All records are to be reproduced verbatim, with images omitted.

INPUT MATERIAL below:

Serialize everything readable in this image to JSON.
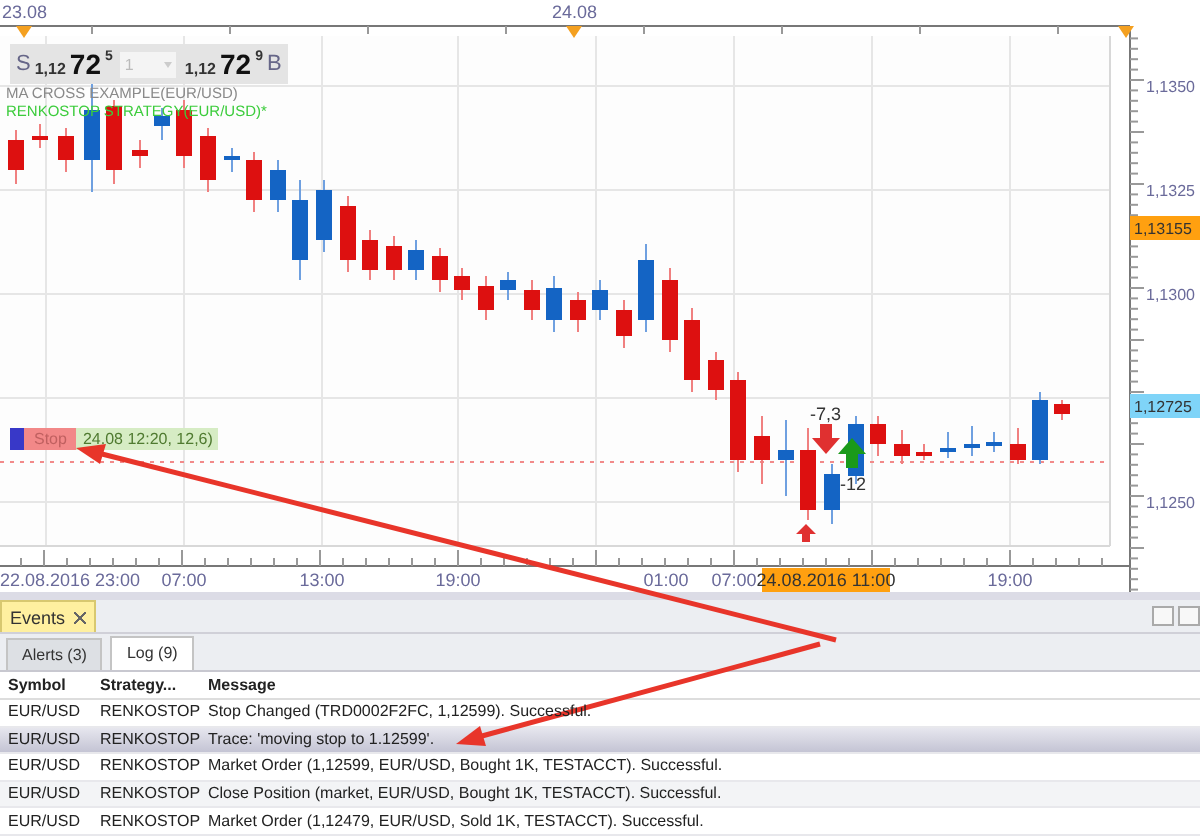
{
  "top_axis": [
    "23.08",
    "24.08"
  ],
  "quote": {
    "sell_label": "S",
    "sell_prefix": "1,12",
    "sell_pips": "72",
    "sell_fraction": "5",
    "quantity": "1",
    "buy_prefix": "1,12",
    "buy_pips": "72",
    "buy_fraction": "9",
    "buy_label": "B"
  },
  "strategies": [
    {
      "name": "MA CROSS EXAMPLE(EUR/USD)",
      "color": "#8a8a8a"
    },
    {
      "name": "RENKOSTOP STRATEGY(EUR/USD)*",
      "color": "#3ccc3c"
    }
  ],
  "price_axis": [
    "1,1350",
    "1,1325",
    "1,1300",
    "1,1250"
  ],
  "price_markers": [
    {
      "label": "1,13155",
      "color": "#ffa010"
    },
    {
      "label": "1,12725",
      "color": "#7fd4f8"
    }
  ],
  "time_axis": [
    {
      "label": "22.08.2016 23:00",
      "highlighted": false
    },
    {
      "label": "07:00",
      "highlighted": false
    },
    {
      "label": "13:00",
      "highlighted": false
    },
    {
      "label": "19:00",
      "highlighted": false
    },
    {
      "label": "01:00",
      "highlighted": false
    },
    {
      "label": "07:00",
      "highlighted": false
    },
    {
      "label": "24.08.2016 11:00",
      "highlighted": true
    },
    {
      "label": "19:00",
      "highlighted": false
    }
  ],
  "stop_order": {
    "label": "Stop",
    "detail": "24.08 12:20, 12,6)"
  },
  "trade_marks": [
    {
      "kind": "sell",
      "label": "-7,3"
    },
    {
      "kind": "buy",
      "label": "-12"
    },
    {
      "kind": "entry"
    }
  ],
  "events_panel": {
    "title": "Events",
    "tabs": [
      {
        "label": "Alerts (3)",
        "selected": false
      },
      {
        "label": "Log (9)",
        "selected": true
      }
    ],
    "columns": [
      "Symbol",
      "Strategy...",
      "Message"
    ],
    "rows": [
      {
        "cells": [
          "EUR/USD",
          "RENKOSTOP",
          "Stop Changed (TRD0002F2FC, 1,12599). Successful."
        ],
        "selected": false
      },
      {
        "cells": [
          "EUR/USD",
          "RENKOSTOP",
          "Trace: 'moving stop to 1.12599'."
        ],
        "selected": true
      },
      {
        "cells": [
          "EUR/USD",
          "RENKOSTOP",
          "Market Order (1,12599, EUR/USD, Bought 1K, TESTACCT). Successful."
        ],
        "selected": false
      },
      {
        "cells": [
          "EUR/USD",
          "RENKOSTOP",
          "Close Position (market, EUR/USD, Bought 1K, TESTACCT). Successful."
        ],
        "selected": false
      },
      {
        "cells": [
          "EUR/USD",
          "RENKOSTOP",
          "Market Order (1,12479, EUR/USD, Sold 1K, TESTACCT). Successful."
        ],
        "selected": false
      }
    ]
  }
}
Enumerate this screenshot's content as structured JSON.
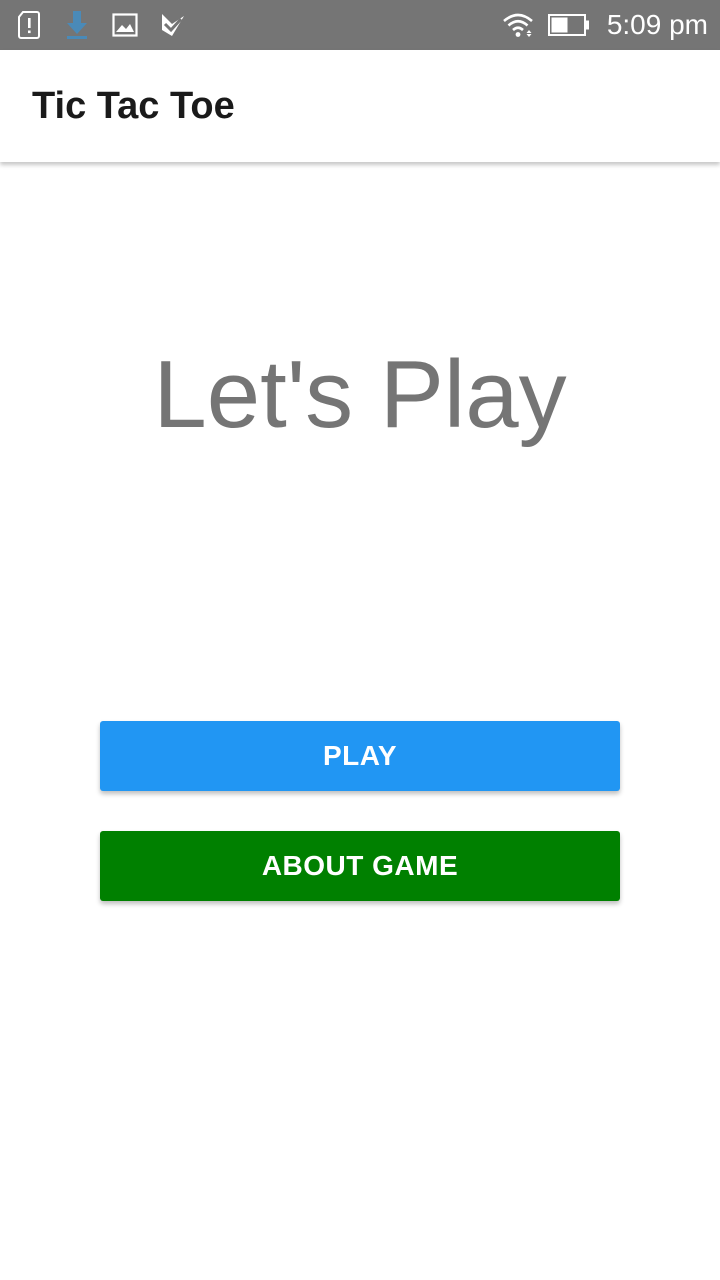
{
  "status_bar": {
    "time": "5:09 pm",
    "icons": [
      "alert-sim-icon",
      "download-icon",
      "image-icon",
      "checkmark-app-icon",
      "wifi-icon",
      "battery-icon"
    ],
    "background": "#757575"
  },
  "app_bar": {
    "title": "Tic Tac Toe"
  },
  "main": {
    "headline": "Let's Play",
    "play_button": {
      "label": "PLAY",
      "color": "#2196f3"
    },
    "about_button": {
      "label": "ABOUT GAME",
      "color": "#008000"
    }
  }
}
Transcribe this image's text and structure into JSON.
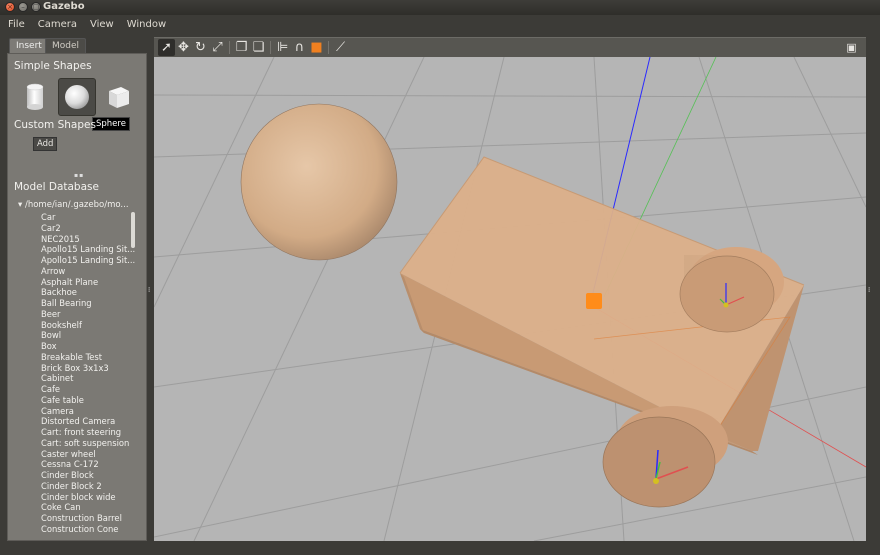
{
  "window": {
    "title": "Gazebo"
  },
  "menu": [
    "File",
    "Camera",
    "View",
    "Window"
  ],
  "tabs": {
    "insert": "Insert",
    "model": "Model"
  },
  "insert": {
    "simple_shapes_heading": "Simple Shapes",
    "tooltip": "Sphere",
    "custom_shapes_heading": "Custom Shapes",
    "add_label": "Add",
    "model_database_heading": "Model Database",
    "tree_root": "/home/ian/.gazebo/mo...",
    "models": [
      "Car",
      "Car2",
      "NEC2015",
      "Apollo15 Landing Sit...",
      "Apollo15 Landing Sit...",
      "Arrow",
      "Asphalt Plane",
      "Backhoe",
      "Ball Bearing",
      "Beer",
      "Bookshelf",
      "Bowl",
      "Box",
      "Breakable Test",
      "Brick Box 3x1x3",
      "Cabinet",
      "Cafe",
      "Cafe table",
      "Camera",
      "Distorted Camera",
      "Cart: front steering",
      "Cart: soft suspension",
      "Caster wheel",
      "Cessna C-172",
      "Cinder Block",
      "Cinder Block 2",
      "Cinder block wide",
      "Coke Can",
      "Construction Barrel",
      "Construction Cone"
    ]
  },
  "toolbar": {
    "icons": [
      "select-arrow-icon",
      "translate-icon",
      "rotate-icon",
      "scale-icon",
      "copy-icon",
      "paste-icon",
      "align-icon",
      "snap-icon",
      "change-view-icon",
      "measure-icon",
      "screenshot-icon"
    ]
  },
  "colors": {
    "viewport_bg": "#b5b5b5",
    "model_body": "#d7ab84",
    "axis_x": "#e04040",
    "axis_y": "#40c040",
    "axis_z": "#2020ff",
    "selection_handle": "#ff8c1a"
  }
}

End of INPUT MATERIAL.

• RESPONSE BOX
Serialize everything readable in this image to JSON.
{
  "top_axis": [
    "23.08",
    "24.08"
  ],
  "quote": {
    "sell_label": "S",
    "sell_prefix": "1,12",
    "sell_pips": "72",
    "sell_fraction": "5",
    "quantity": "1",
    "buy_prefix": "1,12",
    "buy_pips": "72",
    "buy_fraction": "9",
    "buy_label": "B"
  },
  "strategies": [
    {
      "name": "MA CROSS EXAMPLE(EUR/USD)",
      "color": "#8a8a8a"
    },
    {
      "name": "RENKOSTOP STRATEGY(EUR/USD)*",
      "color": "#3ccc3c"
    }
  ],
  "price_axis": [
    "1,1350",
    "1,1325",
    "1,1300",
    "1,1250"
  ],
  "price_markers": [
    {
      "label": "1,13155",
      "color": "#ffa010"
    },
    {
      "label": "1,12725",
      "color": "#7fd4f8"
    }
  ],
  "time_axis": [
    {
      "label": "22.08.2016 23:00",
      "highlighted": false
    },
    {
      "label": "07:00",
      "highlighted": false
    },
    {
      "label": "13:00",
      "highlighted": false
    },
    {
      "label": "19:00",
      "highlighted": false
    },
    {
      "label": "01:00",
      "highlighted": false
    },
    {
      "label": "07:00",
      "highlighted": false
    },
    {
      "label": "24.08.2016 11:00",
      "highlighted": true
    },
    {
      "label": "19:00",
      "highlighted": false
    }
  ],
  "stop_order": {
    "label": "Stop",
    "detail": "24.08 12:20, 12,6)"
  },
  "trade_marks": [
    {
      "kind": "sell",
      "label": "-7,3"
    },
    {
      "kind": "buy",
      "label": "-12"
    },
    {
      "kind": "entry"
    }
  ],
  "events_panel": {
    "title": "Events",
    "tabs": [
      {
        "label": "Alerts (3)",
        "selected": false
      },
      {
        "label": "Log (9)",
        "selected": true
      }
    ],
    "columns": [
      "Symbol",
      "Strategy...",
      "Message"
    ],
    "rows": [
      {
        "cells": [
          "EUR/USD",
          "RENKOSTOP",
          "Stop Changed (TRD0002F2FC, 1,12599). Successful."
        ],
        "selected": false
      },
      {
        "cells": [
          "EUR/USD",
          "RENKOSTOP",
          "Trace: 'moving stop to 1.12599'."
        ],
        "selected": true
      },
      {
        "cells": [
          "EUR/USD",
          "RENKOSTOP",
          "Market Order (1,12599, EUR/USD, Bought 1K, TESTACCT). Successful."
        ],
        "selected": false
      },
      {
        "cells": [
          "EUR/USD",
          "RENKOSTOP",
          "Close Position (market, EUR/USD, Bought 1K, TESTACCT). Successful."
        ],
        "selected": false
      },
      {
        "cells": [
          "EUR/USD",
          "RENKOSTOP",
          "Market Order (1,12479, EUR/USD, Sold 1K, TESTACCT). Successful."
        ],
        "selected": false
      }
    ]
  }
}
Enumerate this screenshot's content as structured JSON.
{
  "status_bar": {
    "time": "5:09 pm",
    "icons": [
      "alert-sim-icon",
      "download-icon",
      "image-icon",
      "checkmark-app-icon",
      "wifi-icon",
      "battery-icon"
    ],
    "background": "#757575"
  },
  "app_bar": {
    "title": "Tic Tac Toe"
  },
  "main": {
    "headline": "Let's Play",
    "play_button": {
      "label": "PLAY",
      "color": "#2196f3"
    },
    "about_button": {
      "label": "ABOUT GAME",
      "color": "#008000"
    }
  }
}
Transcribe this image's text and structure into JSON.
{
  "window": {
    "title": "Gazebo"
  },
  "menu": [
    "File",
    "Camera",
    "View",
    "Window"
  ],
  "tabs": {
    "insert": "Insert",
    "model": "Model"
  },
  "insert": {
    "simple_shapes_heading": "Simple Shapes",
    "tooltip": "Sphere",
    "custom_shapes_heading": "Custom Shapes",
    "add_label": "Add",
    "model_database_heading": "Model Database",
    "tree_root": "/home/ian/.gazebo/mo...",
    "models": [
      "Car",
      "Car2",
      "NEC2015",
      "Apollo15 Landing Sit...",
      "Apollo15 Landing Sit...",
      "Arrow",
      "Asphalt Plane",
      "Backhoe",
      "Ball Bearing",
      "Beer",
      "Bookshelf",
      "Bowl",
      "Box",
      "Breakable Test",
      "Brick Box 3x1x3",
      "Cabinet",
      "Cafe",
      "Cafe table",
      "Camera",
      "Distorted Camera",
      "Cart: front steering",
      "Cart: soft suspension",
      "Caster wheel",
      "Cessna C-172",
      "Cinder Block",
      "Cinder Block 2",
      "Cinder block wide",
      "Coke Can",
      "Construction Barrel",
      "Construction Cone"
    ]
  },
  "toolbar": {
    "icons": [
      "select-arrow-icon",
      "translate-icon",
      "rotate-icon",
      "scale-icon",
      "copy-icon",
      "paste-icon",
      "align-icon",
      "snap-icon",
      "change-view-icon",
      "measure-icon",
      "screenshot-icon"
    ]
  },
  "colors": {
    "viewport_bg": "#b5b5b5",
    "model_body": "#d7ab84",
    "axis_x": "#e04040",
    "axis_y": "#40c040",
    "axis_z": "#2020ff",
    "selection_handle": "#ff8c1a"
  }
}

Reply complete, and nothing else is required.